### YOUR ASSIGNMENT
In the data below, which lines contain "Optimization"? List them by copying each one.

### RECORDS SHOWN
━━━━━━━━━━━━━━━━━━━━━━━━━━━━━━
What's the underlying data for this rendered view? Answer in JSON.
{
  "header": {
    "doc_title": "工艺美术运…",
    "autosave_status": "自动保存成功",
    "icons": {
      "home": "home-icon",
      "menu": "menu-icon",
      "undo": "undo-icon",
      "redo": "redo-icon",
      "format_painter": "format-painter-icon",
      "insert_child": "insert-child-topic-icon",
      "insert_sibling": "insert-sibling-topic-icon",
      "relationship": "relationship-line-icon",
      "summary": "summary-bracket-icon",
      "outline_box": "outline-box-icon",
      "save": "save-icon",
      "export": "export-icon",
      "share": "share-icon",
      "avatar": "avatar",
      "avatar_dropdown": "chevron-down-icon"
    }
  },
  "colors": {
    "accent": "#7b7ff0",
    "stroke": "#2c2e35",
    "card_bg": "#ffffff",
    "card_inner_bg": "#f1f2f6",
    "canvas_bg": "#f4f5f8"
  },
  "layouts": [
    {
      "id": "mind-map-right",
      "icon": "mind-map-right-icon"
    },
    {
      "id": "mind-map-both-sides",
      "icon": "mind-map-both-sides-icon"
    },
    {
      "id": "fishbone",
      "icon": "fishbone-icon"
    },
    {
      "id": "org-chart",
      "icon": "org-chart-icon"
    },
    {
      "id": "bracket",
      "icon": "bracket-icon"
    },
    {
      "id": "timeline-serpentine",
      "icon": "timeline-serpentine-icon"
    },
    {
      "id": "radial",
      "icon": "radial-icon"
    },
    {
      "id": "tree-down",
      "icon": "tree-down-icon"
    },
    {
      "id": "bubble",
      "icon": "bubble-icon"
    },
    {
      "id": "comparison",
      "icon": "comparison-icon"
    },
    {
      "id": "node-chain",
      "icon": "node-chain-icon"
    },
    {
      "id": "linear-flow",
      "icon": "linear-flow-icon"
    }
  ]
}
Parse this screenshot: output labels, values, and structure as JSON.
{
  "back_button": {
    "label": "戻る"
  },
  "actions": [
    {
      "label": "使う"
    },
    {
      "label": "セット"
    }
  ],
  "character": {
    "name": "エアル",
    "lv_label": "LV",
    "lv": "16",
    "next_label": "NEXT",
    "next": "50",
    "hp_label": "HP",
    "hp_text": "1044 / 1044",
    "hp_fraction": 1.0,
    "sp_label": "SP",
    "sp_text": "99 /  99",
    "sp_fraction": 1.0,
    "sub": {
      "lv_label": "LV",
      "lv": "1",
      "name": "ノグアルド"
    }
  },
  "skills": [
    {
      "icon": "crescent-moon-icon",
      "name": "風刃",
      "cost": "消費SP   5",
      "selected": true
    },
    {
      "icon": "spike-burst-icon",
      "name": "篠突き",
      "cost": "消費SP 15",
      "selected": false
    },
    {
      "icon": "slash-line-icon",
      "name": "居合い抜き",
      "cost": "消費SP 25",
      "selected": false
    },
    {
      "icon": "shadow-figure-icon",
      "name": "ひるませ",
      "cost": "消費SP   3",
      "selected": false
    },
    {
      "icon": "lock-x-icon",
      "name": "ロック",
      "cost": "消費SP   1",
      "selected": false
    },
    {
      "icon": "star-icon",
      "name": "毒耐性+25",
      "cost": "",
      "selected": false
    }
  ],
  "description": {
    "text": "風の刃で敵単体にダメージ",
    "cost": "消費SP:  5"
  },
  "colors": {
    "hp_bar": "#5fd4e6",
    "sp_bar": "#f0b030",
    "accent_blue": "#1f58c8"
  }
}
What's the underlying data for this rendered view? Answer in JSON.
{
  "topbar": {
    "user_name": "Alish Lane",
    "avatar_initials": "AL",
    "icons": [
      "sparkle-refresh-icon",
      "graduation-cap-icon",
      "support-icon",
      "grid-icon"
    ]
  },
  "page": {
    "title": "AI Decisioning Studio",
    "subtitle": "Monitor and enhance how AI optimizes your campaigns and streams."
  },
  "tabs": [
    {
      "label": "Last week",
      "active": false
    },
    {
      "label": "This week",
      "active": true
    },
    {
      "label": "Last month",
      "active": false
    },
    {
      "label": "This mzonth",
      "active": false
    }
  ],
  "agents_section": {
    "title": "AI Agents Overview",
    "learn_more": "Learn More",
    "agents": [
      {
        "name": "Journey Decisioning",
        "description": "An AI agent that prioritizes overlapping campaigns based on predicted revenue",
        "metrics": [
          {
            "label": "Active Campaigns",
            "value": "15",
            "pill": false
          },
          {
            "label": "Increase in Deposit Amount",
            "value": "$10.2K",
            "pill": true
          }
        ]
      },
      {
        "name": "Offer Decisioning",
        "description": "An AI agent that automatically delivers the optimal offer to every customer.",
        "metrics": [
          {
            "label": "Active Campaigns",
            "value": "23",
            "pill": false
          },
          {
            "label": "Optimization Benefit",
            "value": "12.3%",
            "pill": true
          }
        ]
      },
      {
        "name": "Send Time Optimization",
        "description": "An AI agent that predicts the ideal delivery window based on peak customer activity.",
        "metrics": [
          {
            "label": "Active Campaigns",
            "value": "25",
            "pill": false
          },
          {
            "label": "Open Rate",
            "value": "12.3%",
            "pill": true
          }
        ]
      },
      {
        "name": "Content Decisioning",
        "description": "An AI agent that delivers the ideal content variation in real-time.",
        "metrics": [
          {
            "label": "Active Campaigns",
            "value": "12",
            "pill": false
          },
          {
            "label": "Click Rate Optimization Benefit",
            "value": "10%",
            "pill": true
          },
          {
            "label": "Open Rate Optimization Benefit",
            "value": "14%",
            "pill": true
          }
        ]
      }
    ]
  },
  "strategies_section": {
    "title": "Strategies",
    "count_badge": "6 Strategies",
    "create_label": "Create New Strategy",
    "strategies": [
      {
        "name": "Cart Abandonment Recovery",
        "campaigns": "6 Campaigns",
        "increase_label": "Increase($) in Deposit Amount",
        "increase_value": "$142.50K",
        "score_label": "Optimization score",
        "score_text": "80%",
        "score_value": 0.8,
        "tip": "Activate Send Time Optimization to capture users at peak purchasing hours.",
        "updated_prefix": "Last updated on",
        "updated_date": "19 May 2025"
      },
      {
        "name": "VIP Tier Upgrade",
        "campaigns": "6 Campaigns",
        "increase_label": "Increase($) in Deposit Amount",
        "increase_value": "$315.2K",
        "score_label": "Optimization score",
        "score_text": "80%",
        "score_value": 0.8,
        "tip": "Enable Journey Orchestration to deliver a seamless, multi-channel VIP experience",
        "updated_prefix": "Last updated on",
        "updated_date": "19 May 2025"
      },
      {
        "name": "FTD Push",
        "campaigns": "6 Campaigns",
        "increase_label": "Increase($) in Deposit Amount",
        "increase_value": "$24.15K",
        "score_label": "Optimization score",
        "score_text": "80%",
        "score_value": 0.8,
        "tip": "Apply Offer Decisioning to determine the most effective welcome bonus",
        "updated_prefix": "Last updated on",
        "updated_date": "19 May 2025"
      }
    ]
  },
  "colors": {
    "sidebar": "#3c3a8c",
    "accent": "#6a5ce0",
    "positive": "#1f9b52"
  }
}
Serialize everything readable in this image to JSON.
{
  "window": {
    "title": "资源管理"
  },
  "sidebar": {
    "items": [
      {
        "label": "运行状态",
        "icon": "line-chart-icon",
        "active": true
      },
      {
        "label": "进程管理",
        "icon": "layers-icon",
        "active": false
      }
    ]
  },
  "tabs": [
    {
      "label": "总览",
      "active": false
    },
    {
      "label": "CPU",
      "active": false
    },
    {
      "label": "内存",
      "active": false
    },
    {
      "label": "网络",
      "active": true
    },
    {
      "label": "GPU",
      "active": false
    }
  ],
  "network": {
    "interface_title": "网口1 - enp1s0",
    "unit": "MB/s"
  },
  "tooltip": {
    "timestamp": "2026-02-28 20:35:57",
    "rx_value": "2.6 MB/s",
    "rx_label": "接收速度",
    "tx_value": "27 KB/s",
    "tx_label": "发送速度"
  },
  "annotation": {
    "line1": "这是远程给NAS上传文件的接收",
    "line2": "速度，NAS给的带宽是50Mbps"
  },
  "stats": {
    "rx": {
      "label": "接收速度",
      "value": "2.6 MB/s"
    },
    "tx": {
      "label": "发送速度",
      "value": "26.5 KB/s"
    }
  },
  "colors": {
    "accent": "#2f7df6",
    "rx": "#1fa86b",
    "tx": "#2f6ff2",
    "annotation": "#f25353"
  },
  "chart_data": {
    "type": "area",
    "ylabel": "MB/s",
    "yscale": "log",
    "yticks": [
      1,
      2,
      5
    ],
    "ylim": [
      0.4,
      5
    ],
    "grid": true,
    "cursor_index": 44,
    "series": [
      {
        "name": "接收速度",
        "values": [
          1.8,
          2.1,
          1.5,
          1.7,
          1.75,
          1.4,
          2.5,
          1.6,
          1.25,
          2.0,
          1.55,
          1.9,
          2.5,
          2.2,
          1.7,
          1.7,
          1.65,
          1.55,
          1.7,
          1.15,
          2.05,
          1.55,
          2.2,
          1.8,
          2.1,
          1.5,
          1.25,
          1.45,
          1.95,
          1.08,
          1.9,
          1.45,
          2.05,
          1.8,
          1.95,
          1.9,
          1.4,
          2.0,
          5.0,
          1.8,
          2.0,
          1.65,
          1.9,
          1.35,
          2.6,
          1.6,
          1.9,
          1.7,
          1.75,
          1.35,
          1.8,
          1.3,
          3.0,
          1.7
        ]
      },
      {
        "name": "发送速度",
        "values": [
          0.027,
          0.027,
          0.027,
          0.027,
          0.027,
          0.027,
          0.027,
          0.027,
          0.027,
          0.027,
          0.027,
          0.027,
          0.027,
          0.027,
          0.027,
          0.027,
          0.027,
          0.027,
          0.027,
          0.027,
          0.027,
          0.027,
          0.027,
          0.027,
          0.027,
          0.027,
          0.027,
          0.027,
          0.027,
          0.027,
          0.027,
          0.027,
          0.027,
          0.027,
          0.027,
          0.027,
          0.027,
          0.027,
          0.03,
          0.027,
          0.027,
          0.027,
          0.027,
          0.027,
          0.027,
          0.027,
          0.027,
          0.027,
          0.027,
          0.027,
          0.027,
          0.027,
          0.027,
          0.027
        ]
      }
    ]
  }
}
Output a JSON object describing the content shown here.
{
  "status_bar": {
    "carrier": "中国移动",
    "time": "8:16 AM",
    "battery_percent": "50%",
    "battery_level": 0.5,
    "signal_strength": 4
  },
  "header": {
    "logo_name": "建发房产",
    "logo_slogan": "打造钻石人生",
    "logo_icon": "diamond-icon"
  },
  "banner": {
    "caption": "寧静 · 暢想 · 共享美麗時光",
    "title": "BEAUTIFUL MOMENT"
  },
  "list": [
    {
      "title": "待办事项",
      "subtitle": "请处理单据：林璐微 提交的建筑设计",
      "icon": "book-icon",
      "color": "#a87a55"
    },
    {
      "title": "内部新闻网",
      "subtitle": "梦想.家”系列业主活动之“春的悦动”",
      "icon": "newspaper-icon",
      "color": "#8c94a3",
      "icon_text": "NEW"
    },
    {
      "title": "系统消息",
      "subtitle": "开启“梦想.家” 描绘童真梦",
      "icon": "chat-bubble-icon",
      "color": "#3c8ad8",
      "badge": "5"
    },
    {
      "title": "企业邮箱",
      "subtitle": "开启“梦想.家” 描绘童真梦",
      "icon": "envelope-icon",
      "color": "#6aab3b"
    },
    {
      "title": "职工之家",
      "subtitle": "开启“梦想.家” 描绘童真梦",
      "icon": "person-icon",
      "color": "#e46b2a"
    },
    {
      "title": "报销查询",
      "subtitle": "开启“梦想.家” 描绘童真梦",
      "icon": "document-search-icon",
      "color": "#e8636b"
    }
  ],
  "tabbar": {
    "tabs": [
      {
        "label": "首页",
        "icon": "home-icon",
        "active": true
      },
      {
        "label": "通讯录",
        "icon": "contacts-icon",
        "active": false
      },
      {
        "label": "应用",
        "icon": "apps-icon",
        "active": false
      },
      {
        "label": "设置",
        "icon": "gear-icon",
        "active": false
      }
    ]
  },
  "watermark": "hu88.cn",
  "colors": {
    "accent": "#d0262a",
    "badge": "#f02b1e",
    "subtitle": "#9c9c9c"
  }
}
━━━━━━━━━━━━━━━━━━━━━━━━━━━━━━
### ANSWER SECTION
            "label": "Optimization Benefit",
        "name": "Send Time Optimization",
            "label": "Click Rate Optimization Benefit",
            "label": "Open Rate Optimization Benefit",
        "score_label": "Optimization score",
        "tip": "Activate Send Time Optimization to capture users at peak purchasing hours.",
        "score_label": "Optimization score",
        "score_label": "Optimization score",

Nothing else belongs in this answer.